Several fellows were hanging around us waiting to help us carry our bags down to the boat. Nestor chose one stocky man. To Marissa’s and my amazement, this one fellow proceeded to lash one of our big duffel bags with a fabric belt that he then draped over his back with the belt secured around his forehead. He then piled two more bags on top of these – one of which he held with his hands. The fourth was then put on top of all. He then trundled off across the street, down the slippery bank leading to the water and up the narrow gangplank as I prayed he wouldn’t keel over or drop any of them into the grossly polluted water.

Victor, Angel, and then Cesar fortunately showed up on board the Sofy in short succession. It was a typical Amazon river boat that could carry about 300 passengers on two decks. We piled all of our luggage on the upper level and as the boat filled with people and cargo. We learned to our great chagrin that our reservation of two cabins had somehow vanished – most likely someone had offered the captain something to get in. The idea of sleeping in a hammock instead of a bed wouldn’t have been bad if we had had our hammocks (they were in our clothes bag that was still making its way to Iquitos), but the thought of having to guard our bags for the next 12 to 15 hours without sleep was very unsettling.

Cesar assured us that he would resolve the matter. I don’t know how he managed to do so, but I was mighty happy to be able to shortly move our bags to the other side of the boat to a six by six foot room with two sets of bunk beds where we could stow all of ours and the others’ gear. Marissa and I took the bunks on one side of the cabin while Victor and Angel took the other. Cesar bunked in a cabin with the Jenaro Herrera station director who happened to be on the same trip while Nestor was content to sling his hammock for the evening. Our premium accommodations came with a key to a bathroom (of course without a toilet seat).

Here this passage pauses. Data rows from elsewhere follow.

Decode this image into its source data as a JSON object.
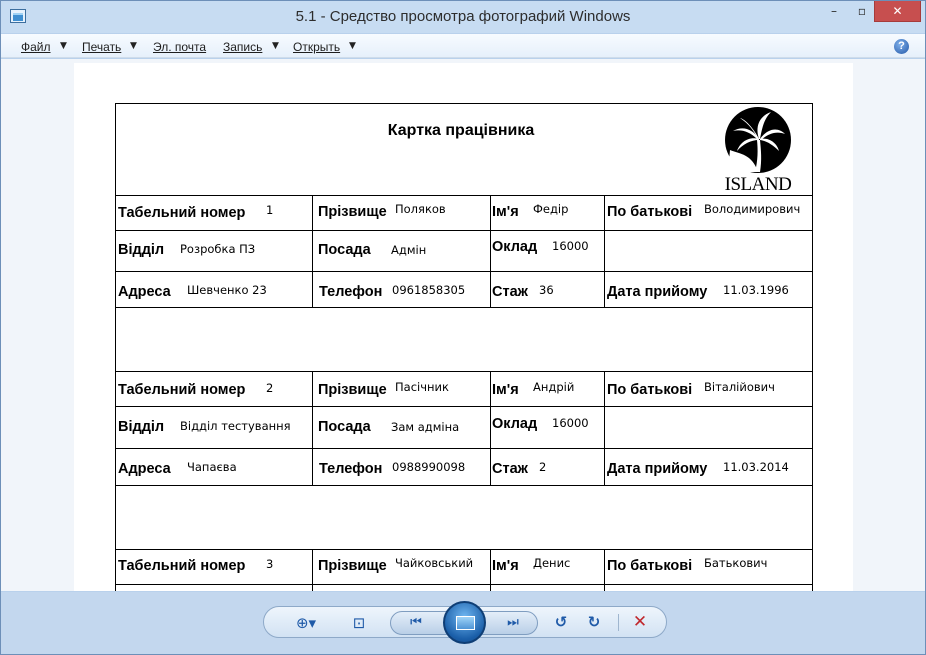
{
  "window": {
    "title": "5.1 - Средство просмотра фотографий Windows"
  },
  "title_buttons": {
    "minimize": "–",
    "maximize": "▫",
    "close": "✕"
  },
  "menu": [
    {
      "label": "Файл",
      "has_dropdown": true
    },
    {
      "label": "Печать",
      "has_dropdown": true
    },
    {
      "label": "Эл. почта",
      "has_dropdown": false
    },
    {
      "label": "Запись",
      "has_dropdown": true
    },
    {
      "label": "Открыть",
      "has_dropdown": true
    }
  ],
  "menu_arrow": "▼",
  "help": "?",
  "document": {
    "title": "Картка працівника",
    "logo_text": "ISLAND",
    "labels": {
      "tab": "Табельний номер",
      "surname": "Прізвище",
      "name": "Ім'я",
      "patronymic": "По батькові",
      "dept": "Відділ",
      "position": "Посада",
      "salary": "Оклад",
      "address": "Адреса",
      "phone": "Телефон",
      "stage": "Стаж",
      "hired": "Дата прийому"
    },
    "employees": [
      {
        "tab": "1",
        "surname": "Поляков",
        "name": "Федір",
        "patronymic": "Володимирович",
        "dept": "Розробка ПЗ",
        "position": "Адмін",
        "salary": "16000",
        "address": "Шевченко 23",
        "phone": "0961858305",
        "stage": "36",
        "hired": "11.03.1996"
      },
      {
        "tab": "2",
        "surname": "Пасічник",
        "name": "Андрій",
        "patronymic": "Віталійович",
        "dept": "Відділ тестування",
        "position": "Зам адміна",
        "salary": "16000",
        "address": "Чапаєва",
        "phone": "0988990098",
        "stage": "2",
        "hired": "11.03.2014"
      },
      {
        "tab": "3",
        "surname": "Чайковський",
        "name": "Денис",
        "patronymic": "Батькович"
      }
    ]
  },
  "toolbar": {
    "zoom": "⊕▾",
    "fit": "⊡",
    "prev": "⏮",
    "next": "⏭",
    "rotate_left": "↺",
    "rotate_right": "↻",
    "delete": "✕"
  },
  "colors": {
    "close_button": "#c74f4f",
    "toolbar_accent": "#1a5ea8",
    "delete": "#c0282d"
  }
}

Leaving Iquitos we passed by various rafts of logs being floated downriver en route to sawmills. As the city faded, our sunset view shifted to passing secondary forests of palms. We had Cokes and a small sandwich for dinner. The dynamic with Victor, Angel, and Nestor was fun. Marissa and I enjoyed looking out over the river as the night came on. I was happy to be back on the Amazon and had a good sleep.